In your copy, each record should read exactly as it does below, and no pictures should be present.

### TASK INPUT:
____
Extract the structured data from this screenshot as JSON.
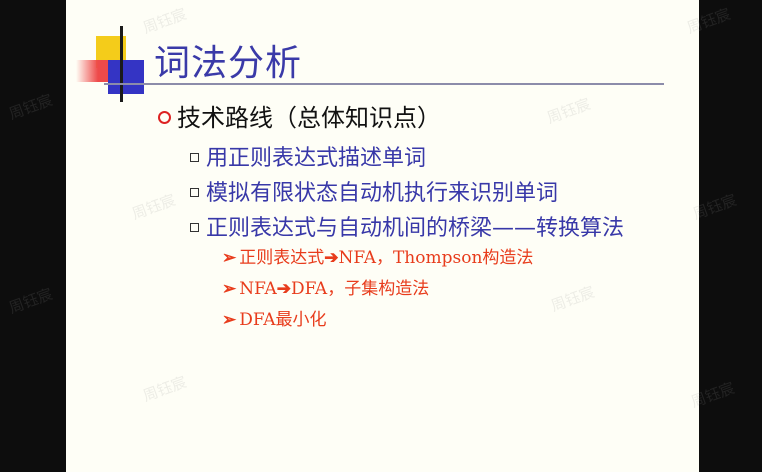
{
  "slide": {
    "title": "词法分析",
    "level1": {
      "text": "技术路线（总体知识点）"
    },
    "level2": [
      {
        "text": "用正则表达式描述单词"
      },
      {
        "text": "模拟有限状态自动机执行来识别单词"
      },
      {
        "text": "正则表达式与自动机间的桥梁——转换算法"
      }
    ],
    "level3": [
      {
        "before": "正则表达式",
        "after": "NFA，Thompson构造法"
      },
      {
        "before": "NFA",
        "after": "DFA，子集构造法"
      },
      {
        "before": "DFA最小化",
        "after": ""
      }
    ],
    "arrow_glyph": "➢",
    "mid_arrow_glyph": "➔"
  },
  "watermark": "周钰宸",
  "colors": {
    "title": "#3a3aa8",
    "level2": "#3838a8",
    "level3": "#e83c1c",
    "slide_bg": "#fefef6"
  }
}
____
### RESULT OF THE TASK:
Extract the structured data from this screenshot as JSON.
{
  "slide": {
    "title": "词法分析",
    "level1": {
      "text": "技术路线（总体知识点）"
    },
    "level2": [
      {
        "text": "用正则表达式描述单词"
      },
      {
        "text": "模拟有限状态自动机执行来识别单词"
      },
      {
        "text": "正则表达式与自动机间的桥梁——转换算法"
      }
    ],
    "level3": [
      {
        "before": "正则表达式",
        "after": "NFA，Thompson构造法"
      },
      {
        "before": "NFA",
        "after": "DFA，子集构造法"
      },
      {
        "before": "DFA最小化",
        "after": ""
      }
    ],
    "arrow_glyph": "➢",
    "mid_arrow_glyph": "➔"
  },
  "watermark": "周钰宸",
  "colors": {
    "title": "#3a3aa8",
    "level2": "#3838a8",
    "level3": "#e83c1c",
    "slide_bg": "#fefef6"
  }
}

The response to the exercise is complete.